Do reporters and viewers care about the same things? And when there’s a mismatch, what should the media do differently? pic.twitter.com/kvAvAvro6r— Brian Stelter (@brianstelter) January 23, 2022
We’ve been saying here at Poll Watch that Joe Biden’s approval rating likely hadn’t hit rock bottom yet and that the recent Quinnipiac poll which knocked him all the way down to 33% was likely a leading indicator of a further downward movement into the high 30s.
“President Biden’s approval rating hit a new low in the latest Harvard CAPS/Harris Poll as the White House faces crises on multiple fronts.
Biden’s approval rating fell to 39 percent in the poll, which was released exclusively to The Hill. Of that, 18 percent of registered voters said they strongly approve of the job he’s doing, while 21 percent say they somewhat approve. Meanwhile, 53 percent said they somewhat or strongly disapprove of his job performance.
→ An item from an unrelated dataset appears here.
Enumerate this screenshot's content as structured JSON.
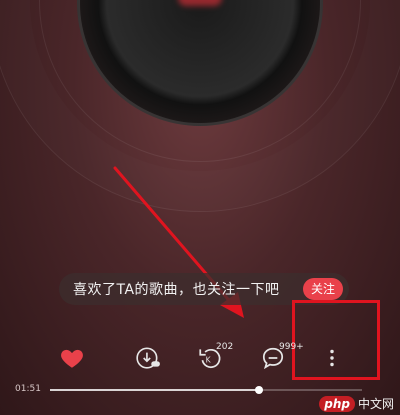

That number is six points down from his approval rating in November, when he was at 45 percent, while his disapproval rating ticked up from 51 percent two months ago. His 39 percent approval rating is the lowest since the poll first started gauging it in March. …”
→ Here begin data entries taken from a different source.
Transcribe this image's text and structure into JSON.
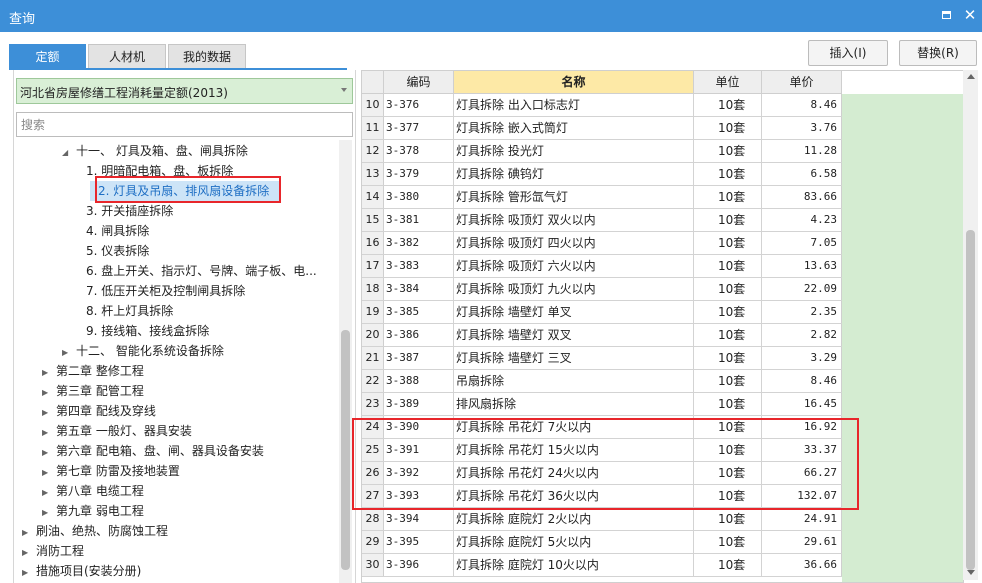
{
  "window": {
    "title": "查询"
  },
  "tabs": [
    {
      "label": "定额",
      "active": true
    },
    {
      "label": "人材机",
      "active": false
    },
    {
      "label": "我的数据",
      "active": false
    }
  ],
  "actions": {
    "insert_label": "插入(I)",
    "replace_label": "替换(R)"
  },
  "left": {
    "quota_book": "河北省房屋修缮工程消耗量定额(2013)",
    "search_placeholder": "搜索",
    "tree": [
      {
        "text": "十一、 灯具及箱、盘、闸具拆除",
        "arrow": "◢"
      },
      {
        "text": "1. 明暗配电箱、盘、板拆除",
        "arrow": ""
      },
      {
        "text": "2. 灯具及吊扇、排风扇设备拆除",
        "arrow": ""
      },
      {
        "text": "3. 开关插座拆除",
        "arrow": ""
      },
      {
        "text": "4. 闸具拆除",
        "arrow": ""
      },
      {
        "text": "5. 仪表拆除",
        "arrow": ""
      },
      {
        "text": "6. 盘上开关、指示灯、号牌、端子板、电...",
        "arrow": ""
      },
      {
        "text": "7. 低压开关柜及控制闸具拆除",
        "arrow": ""
      },
      {
        "text": "8. 杆上灯具拆除",
        "arrow": ""
      },
      {
        "text": "9. 接线箱、接线盒拆除",
        "arrow": ""
      },
      {
        "text": "十二、 智能化系统设备拆除",
        "arrow": "▶"
      },
      {
        "text": "第二章 整修工程",
        "arrow": "▶"
      },
      {
        "text": "第三章 配管工程",
        "arrow": "▶"
      },
      {
        "text": "第四章 配线及穿线",
        "arrow": "▶"
      },
      {
        "text": "第五章 一般灯、器具安装",
        "arrow": "▶"
      },
      {
        "text": "第六章 配电箱、盘、闸、器具设备安装",
        "arrow": "▶"
      },
      {
        "text": "第七章 防雷及接地装置",
        "arrow": "▶"
      },
      {
        "text": "第八章 电缆工程",
        "arrow": "▶"
      },
      {
        "text": "第九章 弱电工程",
        "arrow": "▶"
      },
      {
        "text": "刷油、绝热、防腐蚀工程",
        "arrow": "▶"
      },
      {
        "text": "消防工程",
        "arrow": "▶"
      },
      {
        "text": "措施项目(安装分册)",
        "arrow": "▶"
      }
    ]
  },
  "grid": {
    "headers": {
      "code": "编码",
      "name": "名称",
      "unit": "单位",
      "price": "单价"
    },
    "rows": [
      {
        "idx": "10",
        "code": "3-376",
        "name": "灯具拆除 出入口标志灯",
        "unit": "10套",
        "price": "8.46"
      },
      {
        "idx": "11",
        "code": "3-377",
        "name": "灯具拆除 嵌入式筒灯",
        "unit": "10套",
        "price": "3.76"
      },
      {
        "idx": "12",
        "code": "3-378",
        "name": "灯具拆除 投光灯",
        "unit": "10套",
        "price": "11.28"
      },
      {
        "idx": "13",
        "code": "3-379",
        "name": "灯具拆除 碘钨灯",
        "unit": "10套",
        "price": "6.58"
      },
      {
        "idx": "14",
        "code": "3-380",
        "name": "灯具拆除 管形氙气灯",
        "unit": "10套",
        "price": "83.66"
      },
      {
        "idx": "15",
        "code": "3-381",
        "name": "灯具拆除 吸顶灯 双火以内",
        "unit": "10套",
        "price": "4.23"
      },
      {
        "idx": "16",
        "code": "3-382",
        "name": "灯具拆除 吸顶灯 四火以内",
        "unit": "10套",
        "price": "7.05"
      },
      {
        "idx": "17",
        "code": "3-383",
        "name": "灯具拆除 吸顶灯 六火以内",
        "unit": "10套",
        "price": "13.63"
      },
      {
        "idx": "18",
        "code": "3-384",
        "name": "灯具拆除 吸顶灯 九火以内",
        "unit": "10套",
        "price": "22.09"
      },
      {
        "idx": "19",
        "code": "3-385",
        "name": "灯具拆除 墙壁灯 单叉",
        "unit": "10套",
        "price": "2.35"
      },
      {
        "idx": "20",
        "code": "3-386",
        "name": "灯具拆除 墙壁灯 双叉",
        "unit": "10套",
        "price": "2.82"
      },
      {
        "idx": "21",
        "code": "3-387",
        "name": "灯具拆除 墙壁灯 三叉",
        "unit": "10套",
        "price": "3.29"
      },
      {
        "idx": "22",
        "code": "3-388",
        "name": "吊扇拆除",
        "unit": "10套",
        "price": "8.46"
      },
      {
        "idx": "23",
        "code": "3-389",
        "name": "排风扇拆除",
        "unit": "10套",
        "price": "16.45"
      },
      {
        "idx": "24",
        "code": "3-390",
        "name": "灯具拆除 吊花灯 7火以内",
        "unit": "10套",
        "price": "16.92"
      },
      {
        "idx": "25",
        "code": "3-391",
        "name": "灯具拆除 吊花灯 15火以内",
        "unit": "10套",
        "price": "33.37"
      },
      {
        "idx": "26",
        "code": "3-392",
        "name": "灯具拆除 吊花灯 24火以内",
        "unit": "10套",
        "price": "66.27"
      },
      {
        "idx": "27",
        "code": "3-393",
        "name": "灯具拆除 吊花灯 36火以内",
        "unit": "10套",
        "price": "132.07"
      },
      {
        "idx": "28",
        "code": "3-394",
        "name": "灯具拆除 庭院灯 2火以内",
        "unit": "10套",
        "price": "24.91"
      },
      {
        "idx": "29",
        "code": "3-395",
        "name": "灯具拆除 庭院灯 5火以内",
        "unit": "10套",
        "price": "29.61"
      },
      {
        "idx": "30",
        "code": "3-396",
        "name": "灯具拆除 庭院灯 10火以内",
        "unit": "10套",
        "price": "36.66"
      }
    ]
  }
}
Joe Biden is now down to 39% in the Harris Poll.
A few days ago, Trafalgar had his approval rating drifting down to 38.7% and Politico/Morning Consult had him at only 40% at the beginning of the second quarter of the Biden presidency.
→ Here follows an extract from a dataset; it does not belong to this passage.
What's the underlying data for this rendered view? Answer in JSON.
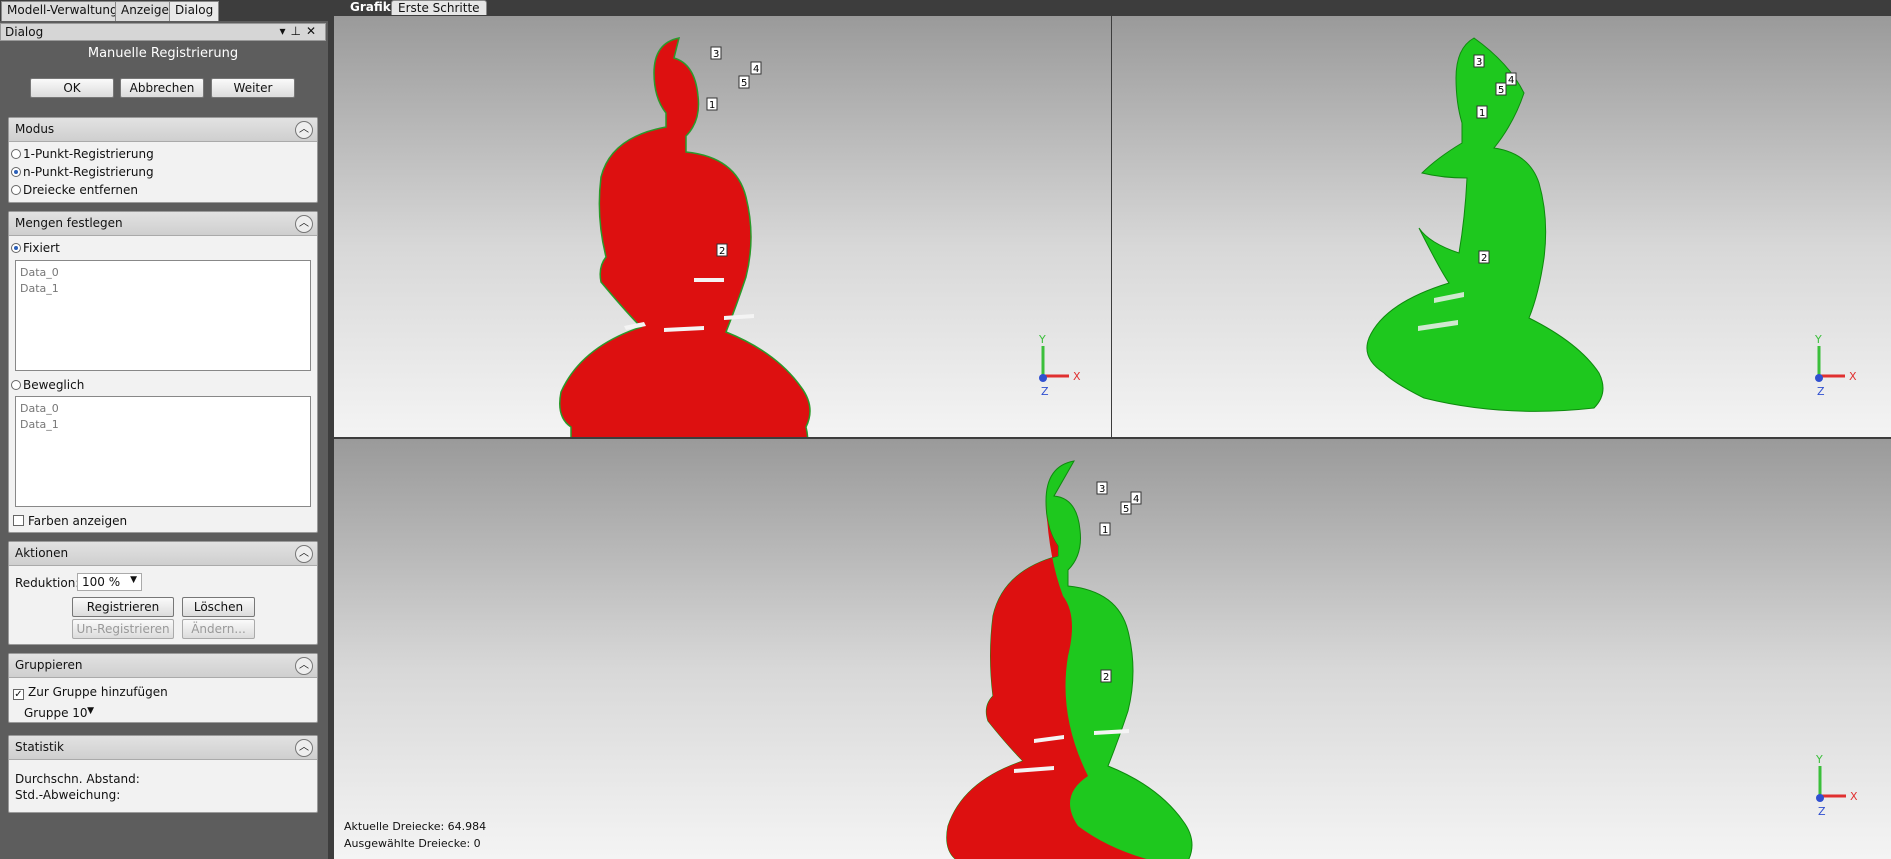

It also looks like Joe Biden only rented the suburbs.
“President Biden and Democrats appear to be losing ground with independent and suburban voters ahead of November’s midterm elections, according to a new Harvard CAPS-Harris Poll survey released exclusively to The Hill on Monday.
Fifty-six percent of suburban voters said they believe former President Trump was a better president than President Biden, while 44 percent said they believed Biden was the better president. Among voters labeled “Independent or other,” 55 percent said they believed Trump was the better president and 45 percent said they believed Biden was the better president.
Meanwhile, 57 percent of suburban voters said they are more likely to vote for a Republican candidate in the midterms, while 43 percent said they would be more likely to vote for a Democratic candidate. The poll found the same results among voters labeled “Independent or other.”
A year after 1/6, suburban voters are saying that the Joe Biden presidency has been such a disappointment that at this point they would take Trump and the GOP back.